“In 2004 or 2005, we didn’t have these amazingly huge platforms like Instagram, Facebook or Twitter that are on such a global scale, and we couldn’t reach the amount of people we can reach instantly today,” Williams notes. “Before, if we wanted to make a point, we would have to call a press conference or meet with a journalist and give an exclusive. But I feel like now, because myself and other people have this technology, we’ve been able to bring out things that I’ve always said, but on a greater scale.”
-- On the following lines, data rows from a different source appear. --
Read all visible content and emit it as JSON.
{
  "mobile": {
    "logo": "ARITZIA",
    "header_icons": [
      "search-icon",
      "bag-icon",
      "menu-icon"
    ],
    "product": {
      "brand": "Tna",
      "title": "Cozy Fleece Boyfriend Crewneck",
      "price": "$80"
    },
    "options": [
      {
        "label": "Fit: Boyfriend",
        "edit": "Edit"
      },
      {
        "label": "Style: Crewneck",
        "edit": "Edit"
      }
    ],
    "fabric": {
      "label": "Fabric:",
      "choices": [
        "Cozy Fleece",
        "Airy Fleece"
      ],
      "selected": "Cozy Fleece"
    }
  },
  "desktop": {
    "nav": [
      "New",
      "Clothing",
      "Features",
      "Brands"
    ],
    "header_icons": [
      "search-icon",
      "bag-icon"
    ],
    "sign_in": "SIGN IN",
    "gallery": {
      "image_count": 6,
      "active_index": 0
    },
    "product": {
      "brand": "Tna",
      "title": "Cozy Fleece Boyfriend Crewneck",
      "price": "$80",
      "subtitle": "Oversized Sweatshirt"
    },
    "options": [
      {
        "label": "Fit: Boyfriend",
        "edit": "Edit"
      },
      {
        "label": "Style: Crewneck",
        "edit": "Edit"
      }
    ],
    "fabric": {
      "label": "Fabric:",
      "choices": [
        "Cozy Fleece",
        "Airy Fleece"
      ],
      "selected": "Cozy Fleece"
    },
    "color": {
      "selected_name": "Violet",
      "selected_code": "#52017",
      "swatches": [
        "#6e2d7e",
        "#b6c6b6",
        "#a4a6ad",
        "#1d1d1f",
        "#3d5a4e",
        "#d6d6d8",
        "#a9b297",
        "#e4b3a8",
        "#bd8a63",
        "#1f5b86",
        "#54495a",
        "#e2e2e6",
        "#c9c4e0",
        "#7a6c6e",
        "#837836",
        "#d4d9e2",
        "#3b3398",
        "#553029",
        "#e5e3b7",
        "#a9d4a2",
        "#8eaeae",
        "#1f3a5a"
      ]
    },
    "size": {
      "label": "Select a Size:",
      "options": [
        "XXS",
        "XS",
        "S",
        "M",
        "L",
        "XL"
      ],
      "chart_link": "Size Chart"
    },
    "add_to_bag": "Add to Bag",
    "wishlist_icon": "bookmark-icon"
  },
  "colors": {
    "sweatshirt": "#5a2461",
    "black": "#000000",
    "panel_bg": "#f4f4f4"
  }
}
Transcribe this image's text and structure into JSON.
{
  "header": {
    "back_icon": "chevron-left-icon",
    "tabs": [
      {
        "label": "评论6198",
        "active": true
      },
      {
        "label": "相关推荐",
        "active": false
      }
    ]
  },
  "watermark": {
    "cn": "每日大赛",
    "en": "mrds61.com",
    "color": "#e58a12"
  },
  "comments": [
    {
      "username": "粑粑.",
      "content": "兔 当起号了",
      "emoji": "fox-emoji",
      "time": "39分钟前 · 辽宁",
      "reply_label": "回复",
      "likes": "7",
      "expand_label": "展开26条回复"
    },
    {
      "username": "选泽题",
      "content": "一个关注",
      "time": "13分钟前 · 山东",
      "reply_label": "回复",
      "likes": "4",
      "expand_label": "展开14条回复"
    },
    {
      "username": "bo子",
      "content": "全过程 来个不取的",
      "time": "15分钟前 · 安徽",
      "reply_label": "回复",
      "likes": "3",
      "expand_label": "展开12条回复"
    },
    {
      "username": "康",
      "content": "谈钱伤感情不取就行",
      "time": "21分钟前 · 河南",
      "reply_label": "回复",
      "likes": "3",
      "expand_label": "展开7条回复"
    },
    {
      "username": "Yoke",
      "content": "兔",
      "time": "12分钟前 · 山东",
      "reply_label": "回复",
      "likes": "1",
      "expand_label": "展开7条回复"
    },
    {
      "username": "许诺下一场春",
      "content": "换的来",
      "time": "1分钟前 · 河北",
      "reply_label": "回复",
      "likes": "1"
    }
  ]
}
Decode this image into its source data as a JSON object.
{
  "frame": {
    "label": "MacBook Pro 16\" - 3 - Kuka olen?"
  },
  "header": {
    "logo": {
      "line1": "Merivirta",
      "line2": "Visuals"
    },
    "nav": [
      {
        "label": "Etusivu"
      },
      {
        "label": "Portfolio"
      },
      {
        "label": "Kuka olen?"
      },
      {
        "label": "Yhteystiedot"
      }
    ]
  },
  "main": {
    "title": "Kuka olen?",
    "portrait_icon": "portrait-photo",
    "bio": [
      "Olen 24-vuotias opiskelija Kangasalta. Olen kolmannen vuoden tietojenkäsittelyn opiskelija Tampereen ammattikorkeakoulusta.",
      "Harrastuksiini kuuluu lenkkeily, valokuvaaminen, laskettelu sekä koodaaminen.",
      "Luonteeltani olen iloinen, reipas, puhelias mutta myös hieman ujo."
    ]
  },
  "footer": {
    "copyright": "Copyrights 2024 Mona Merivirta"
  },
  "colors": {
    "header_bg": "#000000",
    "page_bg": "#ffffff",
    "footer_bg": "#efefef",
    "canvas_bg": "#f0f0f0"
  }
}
After the arrival of her daughter, Williams began sharing not just the triumphs but also the uncertainties, self-doubt and tribulations of being a mom, using the hashtag #ThisMama and inspiring other parents to tell their stories and swap child-rearing tips. “It’s an opportunity for people to see that, first of all, I’m not superhuman,” Williams says. “I’m just like them. And … sometimes I’m super sad going to the court.”

Such honesty only deepens her appeal both to fans and to brands. “Serena is connecting outside of tennis and Nike fans to a broader base who might have nothing in common with her except that she is authentic and real,” says Denise Kaigler, a brand strategist who has worked with such companies as Adidas, Reebok and Nintendo. “She is connecting as a mother, entrepreneur and wife with everyday people.”

In the Manhattan loft where her cover shoot is taking place, the tirelessly ambitious Williams pauses to consider the remarkable opportunities and victories that still lie ahead. She says she’s inspired by the idea that her best work is yet to come, that she’ll build more schools, empower more women, win more tennis matches. These days seem to beg for a champion—a people’s champion—and she has come to embrace that maybe it’s her.

Source: Ron Stodghill